Grismer spent 10 years at The Walt Disney Company in finance and strategy positions, including vice president of business planning and development for The Disneyland Resort. Grismer began his career as a management consultant with Price Waterhouse.

“I am very excited to join Starbucks and feel privileged to be part of the team responsible for leading this iconic, global company. I have always admired the Starbucks brand and values, and I look forward to working with Kevin and the leadership team to help lead the company into its next phase of growth,” Grismer said.

Starbucks first announced Maw’s impending retirement in late June. He will continue as a senior consultant through March 2019. Maw joined Starbucks as global controller in 2011. Before his role as CFO, he served as senior vice president of Corporate Finance where he was responsible for corporate finance, including accounting, tax and treasury.

Craig Buffkin, founder of Buffkin/Baker, said Grismer’s diverse background would help Starbucks reach a wider audience.

“As a public company, you need CFO with a depth and breadth of public experience, Grismer has that background given his time at Hyatt, YUM! Brands and Disney,” he said. “The more a CFO has seen and experienced in the global landscape, the better they’ll be able to advise the CEO and the board of directors. An added bonus for Grismer is that he has also extensive experience working with consumer facing brands and organizations, that experience will help him in the financial executive seat.”

The move continues a run of hotel executives heading up restaurant operations. Dine Brands, the parent of Applebee’s and IHOP, tapped Choice Hotels CEO Stephen Joyce to the same position last September. It then picked Thomas Song, SVP of corporate development and innovation at Choice Hotels, as CFO.
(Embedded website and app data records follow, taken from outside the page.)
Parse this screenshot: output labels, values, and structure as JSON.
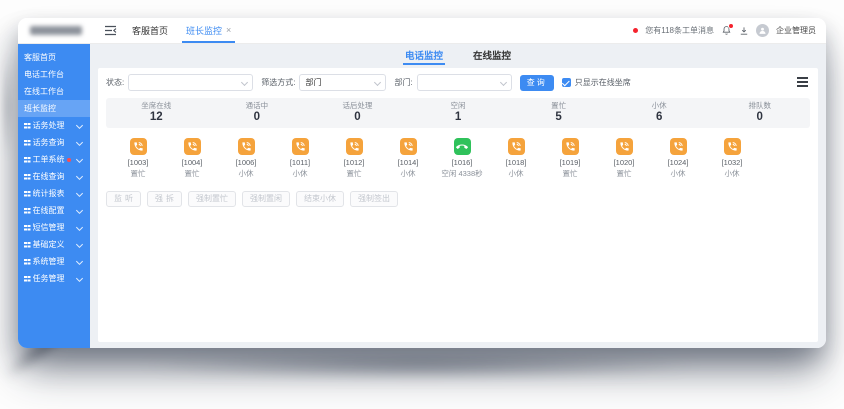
{
  "colors": {
    "accent": "#3d8bf2",
    "busy_orange": "#f5a33c",
    "idle_green": "#2fc25b",
    "danger_red": "#f5222d",
    "sidebar_blue": "#3d8bf2"
  },
  "topbar": {
    "tabs": [
      {
        "label": "客服首页",
        "active": false,
        "closable": false
      },
      {
        "label": "班长监控",
        "active": true,
        "closable": true
      }
    ],
    "close_glyph": "×",
    "right": {
      "message": "您有118条工单消息",
      "username": "企业管理员"
    }
  },
  "sidebar": {
    "items": [
      {
        "label": "客服首页",
        "active": false,
        "expandable": false,
        "badge": false
      },
      {
        "label": "电话工作台",
        "active": false,
        "expandable": false,
        "badge": false
      },
      {
        "label": "在线工作台",
        "active": false,
        "expandable": false,
        "badge": false
      },
      {
        "label": "班长监控",
        "active": true,
        "expandable": false,
        "badge": false
      },
      {
        "label": "话务处理",
        "active": false,
        "expandable": true,
        "badge": false
      },
      {
        "label": "话务查询",
        "active": false,
        "expandable": true,
        "badge": false
      },
      {
        "label": "工单系统",
        "active": false,
        "expandable": true,
        "badge": true
      },
      {
        "label": "在线查询",
        "active": false,
        "expandable": true,
        "badge": false
      },
      {
        "label": "统计报表",
        "active": false,
        "expandable": true,
        "badge": false
      },
      {
        "label": "在线配置",
        "active": false,
        "expandable": true,
        "badge": false
      },
      {
        "label": "短信管理",
        "active": false,
        "expandable": true,
        "badge": false
      },
      {
        "label": "基础定义",
        "active": false,
        "expandable": true,
        "badge": false
      },
      {
        "label": "系统管理",
        "active": false,
        "expandable": true,
        "badge": false
      },
      {
        "label": "任务管理",
        "active": false,
        "expandable": true,
        "badge": false
      }
    ]
  },
  "main": {
    "tabs": [
      {
        "label": "电话监控",
        "active": true
      },
      {
        "label": "在线监控",
        "active": false
      }
    ],
    "filters": {
      "status_label": "状态:",
      "status_value": "",
      "method_label": "筛选方式:",
      "method_value": "部门",
      "dept_label": "部门:",
      "dept_value": "",
      "search_label": "查询",
      "checkbox_label": "只显示在线坐席",
      "checkbox_checked": true
    },
    "stats": [
      {
        "label": "坐席在线",
        "value": "12"
      },
      {
        "label": "通话中",
        "value": "0"
      },
      {
        "label": "话后处理",
        "value": "0"
      },
      {
        "label": "空闲",
        "value": "1"
      },
      {
        "label": "置忙",
        "value": "5"
      },
      {
        "label": "小休",
        "value": "6"
      },
      {
        "label": "排队数",
        "value": "0"
      }
    ],
    "agents": [
      {
        "id": "[1003]",
        "status": "置忙",
        "state": "busy"
      },
      {
        "id": "[1004]",
        "status": "置忙",
        "state": "busy"
      },
      {
        "id": "[1006]",
        "status": "小休",
        "state": "busy"
      },
      {
        "id": "[1011]",
        "status": "小休",
        "state": "busy"
      },
      {
        "id": "[1012]",
        "status": "置忙",
        "state": "busy"
      },
      {
        "id": "[1014]",
        "status": "小休",
        "state": "busy"
      },
      {
        "id": "[1016]",
        "status": "空闲 4338秒",
        "state": "idle"
      },
      {
        "id": "[1018]",
        "status": "小休",
        "state": "busy"
      },
      {
        "id": "[1019]",
        "status": "置忙",
        "state": "busy"
      },
      {
        "id": "[1020]",
        "status": "置忙",
        "state": "busy"
      },
      {
        "id": "[1024]",
        "status": "小休",
        "state": "busy"
      },
      {
        "id": "[1032]",
        "status": "小休",
        "state": "busy"
      }
    ],
    "actions": [
      "监听",
      "强拆",
      "强制置忙",
      "强制置闲",
      "结束小休",
      "强制签出"
    ]
  }
}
Inspire Brands, the Roark-backed umbrella company of Buffalo Wild Wings, Arby’s, Rusty Taco, and now Sonic Drive-In, is helmed by Paul Brown, who served as senior vice president of global brand services at InterContinental Hotels Group before Arby’s. Additionally, he worked as president of brands and commercial services and executive vice president at Hilton Worldwide Holdings Inc., as well as positions with Northwest Airlines, Expedia, and McKinsey & Co. Then, in September, Inspire tapped Seth Freeman as the next CMO of Buffalo Wild Wings. Like Brown, Freeman clocked time at InterContinental, where he worked across several brands, “leading high-profile guest experience and design initiatives, partnering with franchisees across over 2,000 locations to drive growth, and overseeing award-winning marketing campaigns for Holiday Inn Express,” the company said. Most recently, Freeman was head of global brand and commercial performance for Holiday Inn.

In September, Bloomberg reported that “significant changes” were coming to Starbucks’ corporate structure, including layoffs at top levels. The C-suite, and this move, were not included in that shakeup.

Johnson said in a memo to employees that Starbucks “must increase the velocity of innovation that is relevant to our customers, inspires our partners, and is meaningful to our business. To accomplish this, we are going to make some significant changes to how we work as leaders in all areas of the company.”

In July, Starbucks’ global same-store sales increased 1 percent. The results were Starbucks’ lowest comps since the company began sharing financials on its investor site in 2011.

Here’s a look at how Starbucks’ same-store sales have slowed in recent quarters:


  • Q3: 1 percent
  • Q2: 2 percent
  • Q1: 2 percent


  • Q4: 2 percent
  • Q3: 4 percent
  • Q2: 3 percent
  • Q1: 3 percent


  • Q4: 4 percent
  • Q3: 4 percent
  • Q2: 6 percent
  • Q1: 8 percent


  • Q4: 8 percent
  • Q3: 7 percent
  • Q2: 7 percent
  • Q1: 5 percent


  • Q4: 5 percent
  • Q3: 6 percent
  • Q2: 6 percent
  • Q1: 5 percent


  • Q4: 7 percent
  • Q3: 8 percent
  • Q2: 6 percent
  • Q1: 6 percent


  • Q4: 6 percent
  • Q3: 6 percent
  • Q2: 7 percent
  • Q1: 9 percent


  • Q4: 9 percent
  • Q3: 8 percent
  • Q2: 7 percent
  • Q1: 7 percent

Starbucks’ also said in June that it expects to close underperforming company-operated restaurants in its mostly densely penetrated markets to about 150 restaurants in 2019, up from a historical average of up to 50 annually.

Employee Management, Story, Starbucks